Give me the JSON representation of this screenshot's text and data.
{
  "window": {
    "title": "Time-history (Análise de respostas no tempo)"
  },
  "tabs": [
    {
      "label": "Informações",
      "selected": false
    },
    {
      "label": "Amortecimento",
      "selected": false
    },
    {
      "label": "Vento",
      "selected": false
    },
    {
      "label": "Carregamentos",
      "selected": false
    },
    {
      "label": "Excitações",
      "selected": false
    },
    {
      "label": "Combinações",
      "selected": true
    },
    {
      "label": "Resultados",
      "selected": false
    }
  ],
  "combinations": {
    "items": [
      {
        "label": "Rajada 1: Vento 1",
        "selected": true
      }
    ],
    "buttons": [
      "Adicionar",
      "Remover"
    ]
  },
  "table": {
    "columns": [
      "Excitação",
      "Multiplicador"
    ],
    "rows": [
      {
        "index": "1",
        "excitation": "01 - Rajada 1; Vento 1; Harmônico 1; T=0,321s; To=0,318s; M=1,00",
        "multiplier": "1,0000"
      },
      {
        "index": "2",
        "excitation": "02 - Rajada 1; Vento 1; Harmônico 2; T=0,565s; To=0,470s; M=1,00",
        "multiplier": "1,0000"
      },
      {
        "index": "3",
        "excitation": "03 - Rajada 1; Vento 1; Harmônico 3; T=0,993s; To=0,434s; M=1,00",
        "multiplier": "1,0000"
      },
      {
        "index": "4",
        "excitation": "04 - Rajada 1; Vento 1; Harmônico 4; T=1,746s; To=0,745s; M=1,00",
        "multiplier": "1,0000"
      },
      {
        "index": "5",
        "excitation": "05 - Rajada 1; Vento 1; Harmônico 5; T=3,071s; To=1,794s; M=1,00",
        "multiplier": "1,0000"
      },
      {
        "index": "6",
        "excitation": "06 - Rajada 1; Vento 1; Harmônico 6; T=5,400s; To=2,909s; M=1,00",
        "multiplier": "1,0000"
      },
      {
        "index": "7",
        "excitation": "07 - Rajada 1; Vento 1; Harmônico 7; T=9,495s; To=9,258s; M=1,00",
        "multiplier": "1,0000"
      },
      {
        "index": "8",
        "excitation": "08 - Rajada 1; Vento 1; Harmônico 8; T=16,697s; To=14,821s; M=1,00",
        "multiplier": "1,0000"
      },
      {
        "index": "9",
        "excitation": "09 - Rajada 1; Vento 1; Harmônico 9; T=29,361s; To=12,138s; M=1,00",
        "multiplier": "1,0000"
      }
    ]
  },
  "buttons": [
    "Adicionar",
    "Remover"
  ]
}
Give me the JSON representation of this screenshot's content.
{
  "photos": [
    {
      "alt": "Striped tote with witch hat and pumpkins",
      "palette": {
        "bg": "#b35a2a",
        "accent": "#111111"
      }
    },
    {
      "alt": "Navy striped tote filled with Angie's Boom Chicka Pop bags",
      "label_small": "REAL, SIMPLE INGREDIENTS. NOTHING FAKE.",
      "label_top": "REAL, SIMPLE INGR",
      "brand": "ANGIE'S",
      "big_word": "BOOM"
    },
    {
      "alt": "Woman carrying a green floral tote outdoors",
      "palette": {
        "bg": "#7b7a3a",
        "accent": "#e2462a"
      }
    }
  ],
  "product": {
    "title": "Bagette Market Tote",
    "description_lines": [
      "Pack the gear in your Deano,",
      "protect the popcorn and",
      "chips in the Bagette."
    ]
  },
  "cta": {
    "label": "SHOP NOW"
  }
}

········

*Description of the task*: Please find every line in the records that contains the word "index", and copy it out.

*Result for this exercise*:
        "index": "1",
        "index": "2",
        "index": "3",
        "index": "4",
        "index": "5",
        "index": "6",
        "index": "7",
        "index": "8",
        "index": "9",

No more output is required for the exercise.